The scariest part of this is that the website seems to have been hacked several months before in December 2018; however, the ECB identified the information security breach just late in August 2019, during the regular maintenance work. Were it not for the maintenance work, who knows how long the infringement would have persisted neglected!
This apparently shows how much more challenging it is to manage security reactively than it is to be proactive about it.
And This Is Not The First Time!
The ECB underwent a severe data breach in 2014 as well, when the hackers managed to compromise its database serving its public website, leading to the theft of some similar information as in this breach. The ostensible intention of those cyber attackers was to seek financial compensation for the stolen data.
As a central bank tasked with delivering oversight to the European Union’s banking systems and the security, both these episodes will no doubt be embarrassing.
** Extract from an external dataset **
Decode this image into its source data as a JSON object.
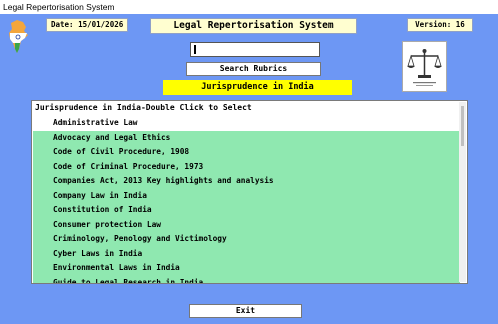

Latest In The Long Line Of Breaches
The ECB is not the first central bank to have the IT structure violated, although, the incident doesn’t correspond to the experiences its peers had to make.
In 2018, the payment system run by the Mexican Central Bank (Bank of Mexico/Banco de México) was compromised, allowing hackers siphon off nearly $20 million through fraudulent transactions.
The Central Bank Of Bangladesh also encountered one of the largest cyber heists in history in the year 2016, involving the attempted transfer of approximately $951 million from its account with the Federal Reserve Bank of New York. Even though many of those fraudulent transfer requests were blocked, $101 million was siphoned off successfully into foreign accounts.
Something To Learn From?
ECB was oblivious of the serious security breach for months. Until then, the ECB’s system and the personal data entrusted to them by those visiting their website remained to be at risk.
So, the key takeaway from this IT breach is to constantly evaluate and ensure that your alerting systems and log monitoring are tuned to your specific environment. Carrying out this task, in line with any vulnerability management or penetration testing exercises, can help highlight where there are such cybersecurity flaws.
And absolutely, this is the wake-up call for the entire financial industry!
Adding an extra layer of scrutiny under the guidance of an expert cybersecurity company is worthwhile, as all are at substantial risk of cyber-attacks at any given moment.